Semester course; 3 lecture hours. 3 credits. Prerequisites: BIOS 573 or BIOS 602; and EPID 651, both with a minimum grade of B. Focuses on development of analytical strategies for data analysis guided by epidemiologic principles. Specific statistical modeling will be tailored for analysis of data from cross-sectional, case-control and cohort studies with emphasis on causal inference, prediction, controlling for confounding and assessment of interaction and intermediate effects. Course topics include logistic regression, Poisson regression, Cox proportional hazards model, propensity score method, generalized estimating equations and path analysis technique.
EPID 690. Journal Club. 1 Hour.
Semester course; 1 lecture hour. 1 credit. Talks given by students and faculty describing and critiquing recent published research or review articles. Graded as S/U/F.
EPID 691. Special Topics. 1-6 Hours.
Semester course; variable hours. 1-6 credits. This course provides the opportunity for students to focus in depth on a particular area of interest and allows students to tailor their education to their specific needs and interests. Such flexibility adds strength to the program and promotes the independence of dedicated students. Arrangements are made with the appropriate faculty member.
EPID 692. Independent Study. 1-6 Hours.
Semester course; variable hours. 1-6 credits. Provides the opportunity for students to explore a topic of interest under the direction of a faculty member. A proposal must be submitted for approval and credits are assigned commensurate with the complexity of the project. Arrangements are made directly with the appropriate faculty member and graduate program director.
EPID 693. Public Health Internship. 1-3 Hours.
Semester course; 1-3 field experience hours. 1-3 credits (60 hours per credit). Prerequisites: 18 credits in the M.P.H. program; EPID 571, BIOS 543 and SBHD 605, all with minimum grades of B. Students will spend 180 hours in a planned, supervised experience working to support a community agency or organization. Such agencies might include a nonprofit organization such as the Institute for Public Health Innovation or a local, state or federal public health agency. Graded as S/U/F.
EPID 694. MPH Capstone Project. 1-3 Hours.
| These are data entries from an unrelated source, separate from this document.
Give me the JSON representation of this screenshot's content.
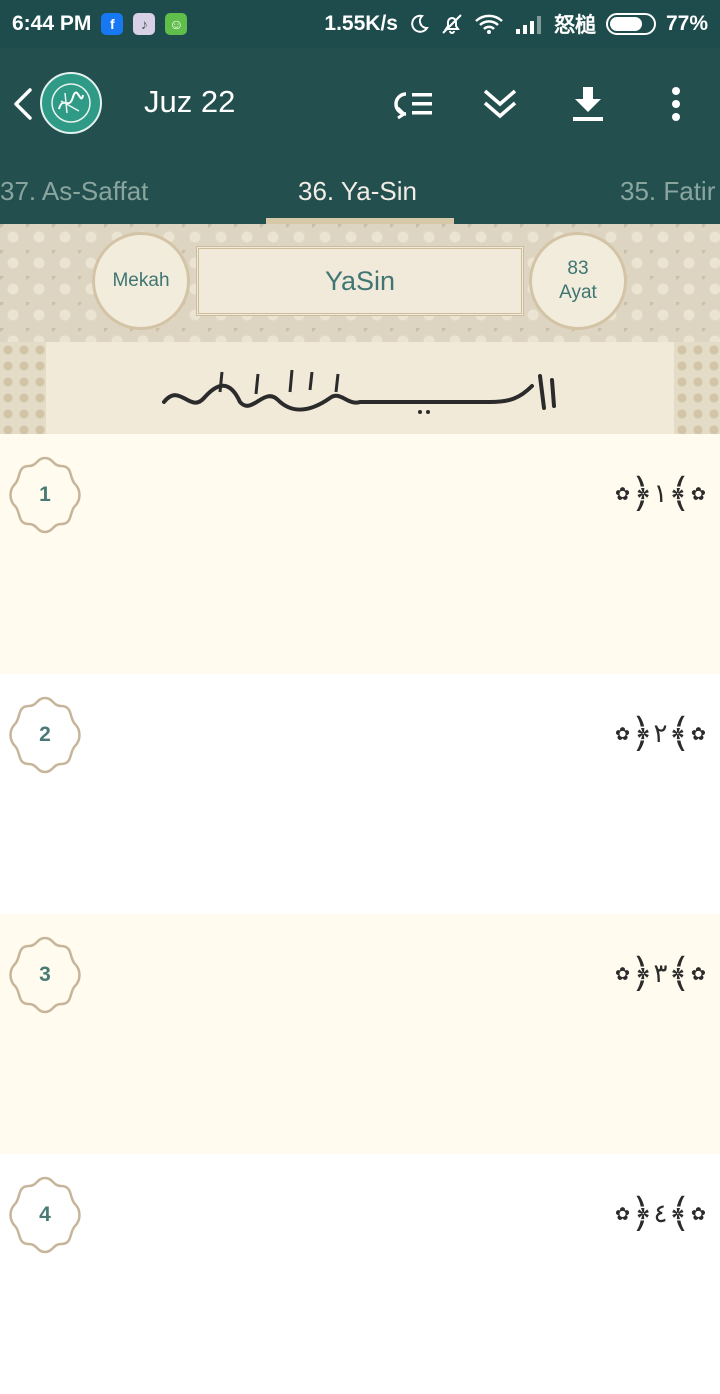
{
  "status_bar": {
    "time": "6:44 PM",
    "network_speed": "1.55K/s",
    "carrier": "怒槌",
    "battery_percent": "77%",
    "battery_level": 0.77,
    "app_icons": [
      "facebook-icon",
      "tiktok-icon",
      "android-icon"
    ]
  },
  "toolbar": {
    "title": "Juz 22",
    "actions": [
      "goto-verse-icon",
      "scroll-down-icon",
      "download-icon",
      "more-vert-icon"
    ]
  },
  "tabs": {
    "left": "37. As-Saffat",
    "selected": "36. Ya-Sin",
    "right": "35. Fatir"
  },
  "surah_header": {
    "revelation_place": "Mekah",
    "surah_name": "YaSin",
    "ayat_count": "83",
    "ayat_label": "Ayat",
    "bismillah": "بسم الله الرحمن الرحيم"
  },
  "ayahs": [
    {
      "number": "1",
      "marker": "١"
    },
    {
      "number": "2",
      "marker": "٢"
    },
    {
      "number": "3",
      "marker": "٣"
    },
    {
      "number": "4",
      "marker": "٤"
    }
  ],
  "colors": {
    "status_bar": "#1e4c4c",
    "toolbar": "#23504f",
    "accent_teal": "#3f7572",
    "header_beige": "#efe8d8",
    "row_cream": "#fffbee"
  }
}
Semester course; 1-3 field experience, independent study or research hours. 1-3 credits. Enrollment is restricted to students the M.P.H. program (any concentration) and requires submission of a program-approved capstone project proposal and agreement form and approval by the program director. Each student will complete a research project that demonstrates the application of the knowledge acquired in the MPH program. The student will answer one or more relevant research or applied practice questions; the final product is a scholarly written report of publishable quality. A proposal must be submitted for approval and credits are assigned commensurate with the complexity of the project. Arrangements are made directly with a faculty member and approved by the graduate program director.
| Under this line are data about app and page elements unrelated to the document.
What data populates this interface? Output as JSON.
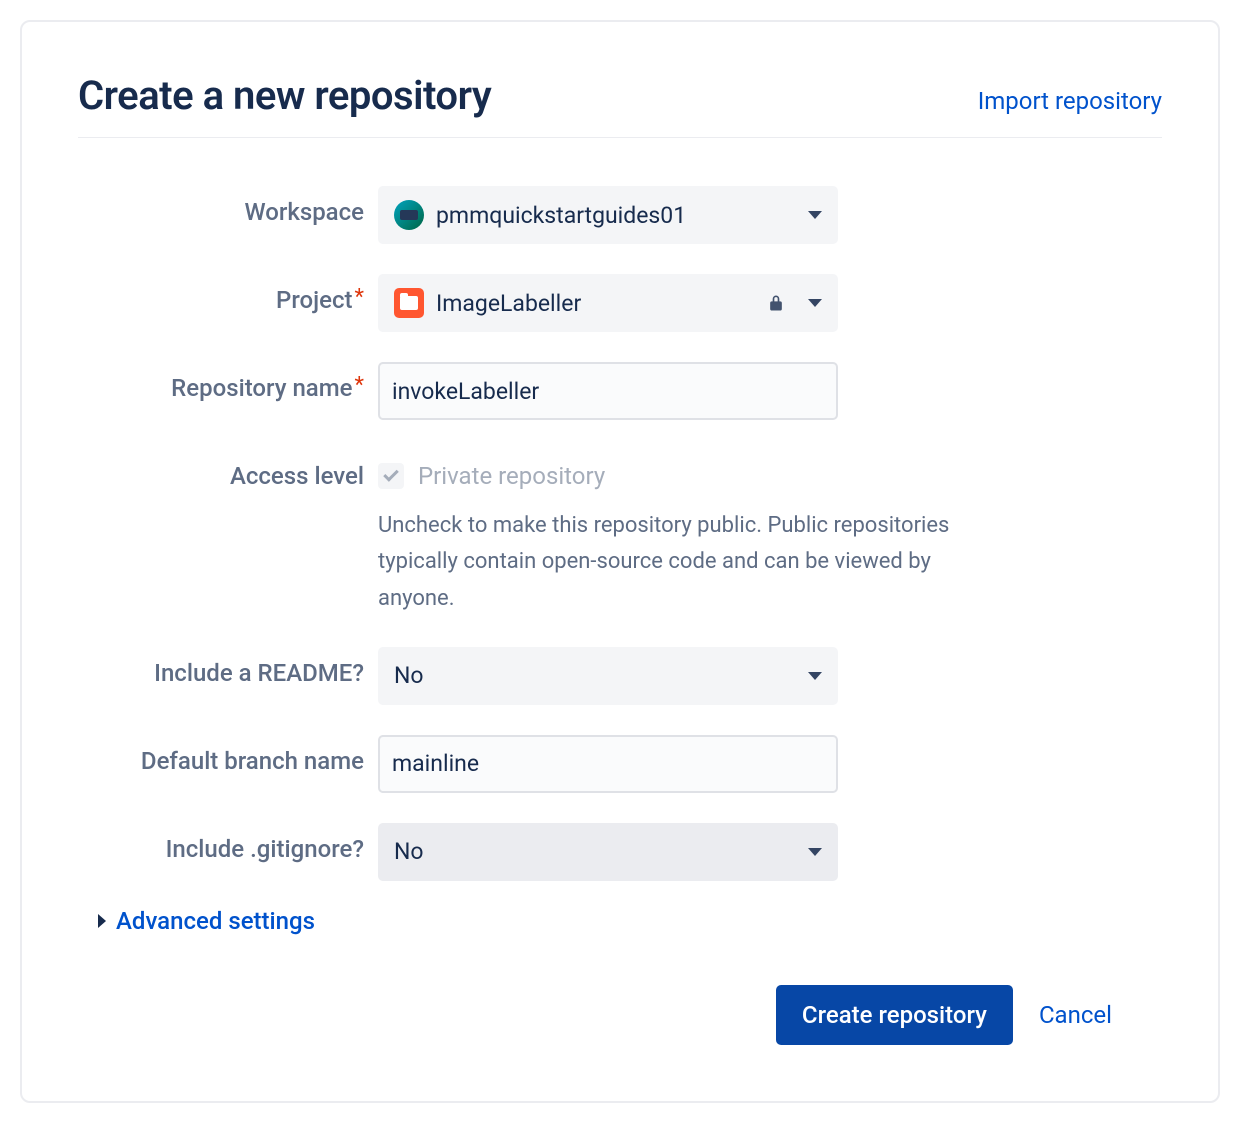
{
  "header": {
    "title": "Create a new repository",
    "import_link": "Import repository"
  },
  "fields": {
    "workspace": {
      "label": "Workspace",
      "value": "pmmquickstartguides01"
    },
    "project": {
      "label": "Project",
      "value": "ImageLabeller"
    },
    "repo_name": {
      "label": "Repository name",
      "value": "invokeLabeller"
    },
    "access": {
      "label": "Access level",
      "checkbox_label": "Private repository",
      "help": "Uncheck to make this repository public. Public repositories typically contain open-source code and can be viewed by anyone."
    },
    "readme": {
      "label": "Include a README?",
      "value": "No"
    },
    "branch": {
      "label": "Default branch name",
      "value": "mainline"
    },
    "gitignore": {
      "label": "Include .gitignore?",
      "value": "No"
    }
  },
  "advanced_label": "Advanced settings",
  "actions": {
    "create": "Create repository",
    "cancel": "Cancel"
  }
}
EPID 696. Special Topics. 1-3 Hours.
Semester course; 1-3 variable hours. 1-3 credits. Provides the opportunity for students to focus in depth on a particular area of interest and allows students to tailor their education to their specific needs and interests. Such flexibility adds strength to the program and promotes the independence of dedicated students. Arrangements are made with the appropriate faculty member. Graded as S/U/F.
EPID 697. Directed Research in Epidemiology. 1-15 Hours.
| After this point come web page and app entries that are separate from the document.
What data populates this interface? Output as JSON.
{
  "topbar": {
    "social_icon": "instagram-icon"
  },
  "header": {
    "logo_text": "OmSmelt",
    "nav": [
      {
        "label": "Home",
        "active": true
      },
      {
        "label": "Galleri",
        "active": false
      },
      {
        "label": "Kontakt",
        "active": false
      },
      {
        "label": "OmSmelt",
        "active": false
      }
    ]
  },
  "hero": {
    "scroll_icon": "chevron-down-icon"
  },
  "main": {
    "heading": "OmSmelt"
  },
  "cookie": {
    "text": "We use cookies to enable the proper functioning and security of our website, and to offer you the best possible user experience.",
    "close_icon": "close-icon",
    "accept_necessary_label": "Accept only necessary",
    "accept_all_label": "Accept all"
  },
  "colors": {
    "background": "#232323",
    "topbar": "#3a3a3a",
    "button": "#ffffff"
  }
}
Semester course; 1-15 credits. Research leading to the Ph.D. degree. Graded as "S," "U" or "F.".